That it was Achonwa on the other end of the silent communication is no surprise. She is the one who always knows what to say, or in this case, signal. She was a force in the post in the first half, pursuing rebounds, altering shots and proving far too quick for inexperienced defenders. She was also just a force in the arena, exhorting fans to get on their feet and make some noise or making sure Loyd was ready to roll. So of course she refused help when she limped to the locker room after sustaining an apparent knee injury in the closing minutes -- limped off the court only after turning to her teammates and screaming at them to protect their house and finish the job.
"She means so much to us," Ivey said. "She is our post player, she is our leader. She is literally the smartest player on the team. Not taking anything away from Lindsay Allen, but Ace is basically a point guard in a post body. She's very cerebral. She's the one who knows where everybody is supposed to be. ... She's the one who will tell people and has no filter on what needs to be said."
To a person, Notre Dame players feigned certainty that Achonwa will be with them on the court in Nashville, although it felt as if they were trying to convince themselves as much as those asking questions without answers. McGraw offered only the news that the senior will have an MRI on Tuesday.

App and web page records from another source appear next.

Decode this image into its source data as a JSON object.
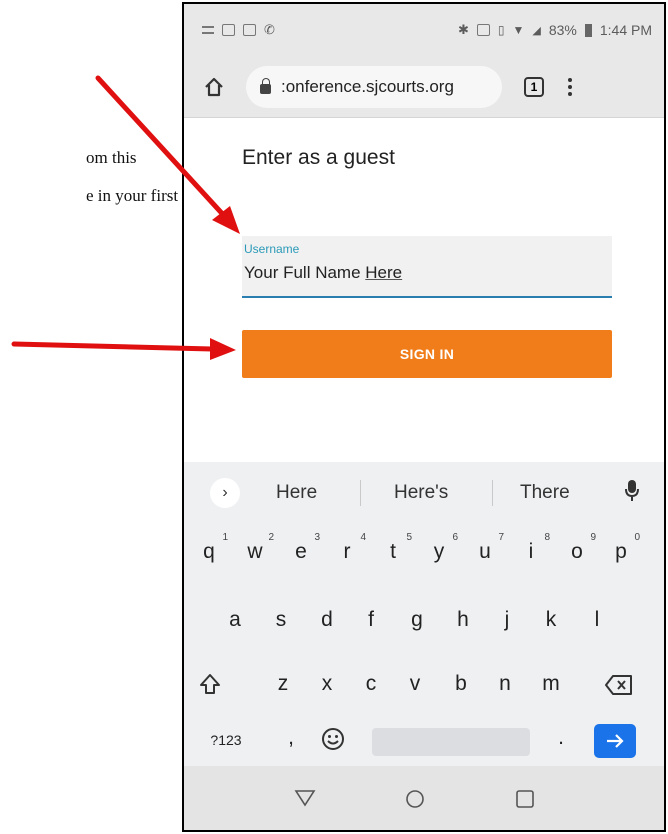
{
  "document": {
    "line1": "om this",
    "line2": "e in your first"
  },
  "status_bar": {
    "battery_text": "83%",
    "time": "1:44 PM"
  },
  "browser": {
    "url": ":onference.sjcourts.org",
    "tab_count": "1"
  },
  "page": {
    "title": "Enter as a guest",
    "username_label": "Username",
    "username_value_prefix": "Your Full Name ",
    "username_value_underlined": "Here",
    "signin_label": "SIGN IN"
  },
  "keyboard": {
    "suggestions": [
      "Here",
      "Here's",
      "There"
    ],
    "row1": [
      "q",
      "w",
      "e",
      "r",
      "t",
      "y",
      "u",
      "i",
      "o",
      "p"
    ],
    "row1_hints": [
      "1",
      "2",
      "3",
      "4",
      "5",
      "6",
      "7",
      "8",
      "9",
      "0"
    ],
    "row2": [
      "a",
      "s",
      "d",
      "f",
      "g",
      "h",
      "j",
      "k",
      "l"
    ],
    "row3": [
      "z",
      "x",
      "c",
      "v",
      "b",
      "n",
      "m"
    ],
    "symbols_key": "?123",
    "comma_key": ",",
    "period_key": "."
  },
  "colors": {
    "accent_orange": "#f07d19",
    "field_underline": "#2b7fb0",
    "enter_blue": "#1a73e8",
    "arrow_red": "#e01010"
  }
}
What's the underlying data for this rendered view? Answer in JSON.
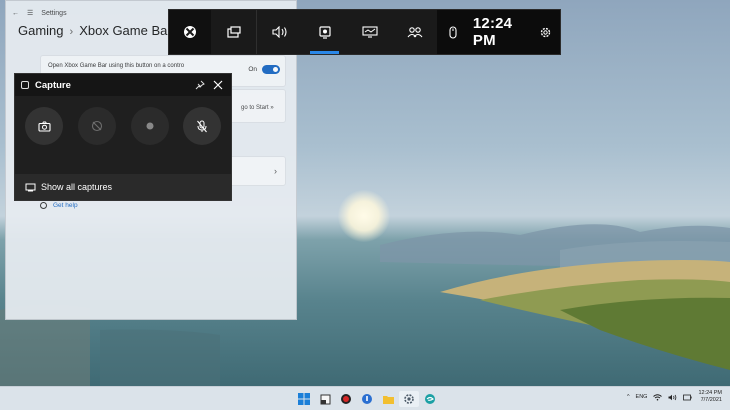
{
  "settings": {
    "title": "Settings",
    "breadcrumb_parent": "Gaming",
    "breadcrumb_current": "Xbox Game Bar",
    "open_option_text": "Open Xbox Game Bar using this button on a contro",
    "toggle_label": "On",
    "card2_text": "go to Start »",
    "help_label": "Get help"
  },
  "gamebar": {
    "time": "12:24 PM",
    "buttons": [
      {
        "icon": "xbox-icon"
      },
      {
        "icon": "widget-menu-icon"
      },
      {
        "icon": "audio-icon"
      },
      {
        "icon": "capture-icon"
      },
      {
        "icon": "performance-icon"
      },
      {
        "icon": "social-icon"
      }
    ],
    "accent": "#2b88e8"
  },
  "capture": {
    "title": "Capture",
    "show_all": "Show all captures"
  },
  "taskbar": {
    "lang": "ENG",
    "time": "12:24 PM",
    "date": "7/7/2021"
  }
}
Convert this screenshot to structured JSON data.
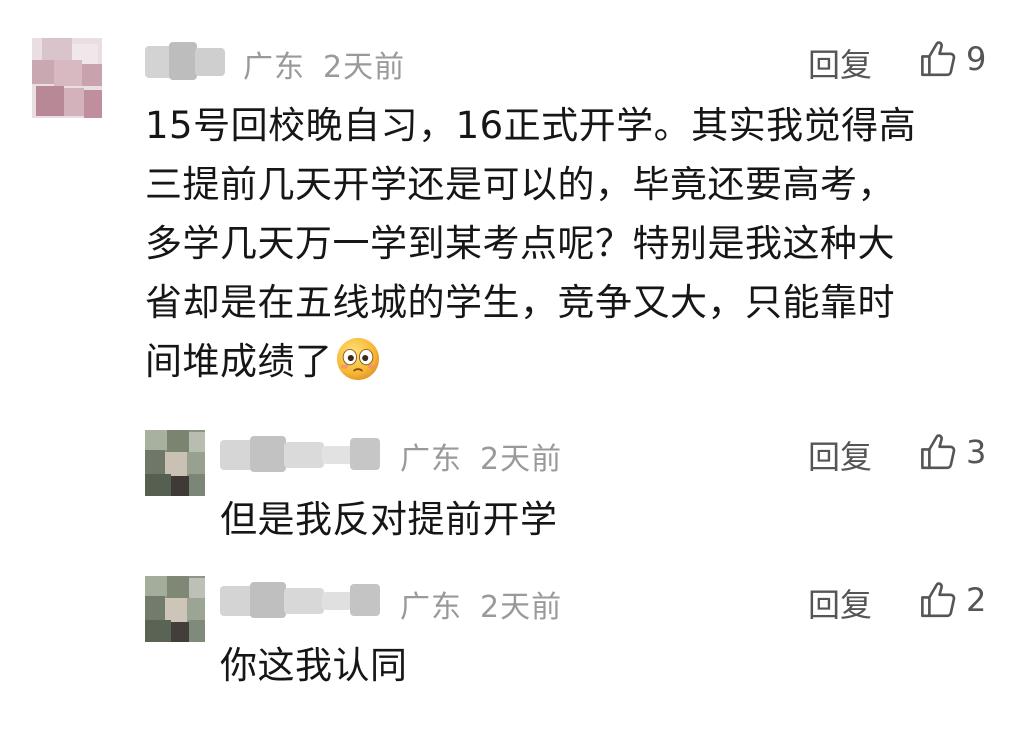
{
  "main_comment": {
    "location": "广东",
    "time": "2天前",
    "reply_label": "回复",
    "like_count": "9",
    "text_lines": [
      "15号回校晚自习，16正式开学。其实我觉得高",
      "三提前几天开学还是可以的，毕竟还要高考，",
      "多学几天万一学到某考点呢？特别是我这种大",
      "省却是在五线城的学生，竞争又大，只能靠时",
      "间堆成绩了"
    ],
    "emoji": "flushed-face-emoji"
  },
  "replies": [
    {
      "location": "广东",
      "time": "2天前",
      "reply_label": "回复",
      "like_count": "3",
      "text": "但是我反对提前开学"
    },
    {
      "location": "广东",
      "time": "2天前",
      "reply_label": "回复",
      "like_count": "2",
      "text": "你这我认同"
    }
  ],
  "icons": {
    "like": "thumbs-up-icon"
  },
  "colors": {
    "meta_gray": "#9a9a9a",
    "action_gray": "#555555",
    "text": "#161616"
  }
}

Notre Dame's coach said she wanted to see a replay of the play that led to the injury. "It looked like a rough play," McGraw said. It certainly wasn't the only question about the officiating on a night that saw more than 40 total fouls and double-digit offensive fouls. Notre Dame got hit hard with the early fouls on McBride and the second-half woes for Achonwa, but Baylor had it at least as bad as it sent the Fighting Irish to the free throw line 33 times.
Baylor coach Kim Mulkey, who served a one-game suspension in Baylor's first-round win as a result of critical comments she made about the officiating in her team's Sweet 16 loss a season ago, wouldn't comment on the same topic Monday. But at least on arguably the two biggest momentum-swinging calls -- Mulkey's technical after an offensive foul was whistled on Sims in front of the Baylor bench, and the intentional foul on Sims when she wrapped both arms around Notre Dame's Allen on a breakaway after the Baylor star had turned over the ball -- it would have been difficult to argue the merits.
It was an unfortunate element on a night when Sims fought valiantly to prolong her career, Loyd made her mark and both teams played with a frantic energy, but it cut both ways.
"It was really hard to get the rhythm going with fouls, and a lot of offensive fouls both ways," McGraw said. "They have to call the game like they see it, and they wanted to keep it in check, but for us, we need a little bit more of a flow. Especially when Ace is out and K-Mac is out. So really for us, our rhythm was a little suspect anyway."
So here we are one more time, wondering if Notre Dame can prosper without one of its most important players.
But wondering it as the Irish get ready for their fourth consecutive Final Four.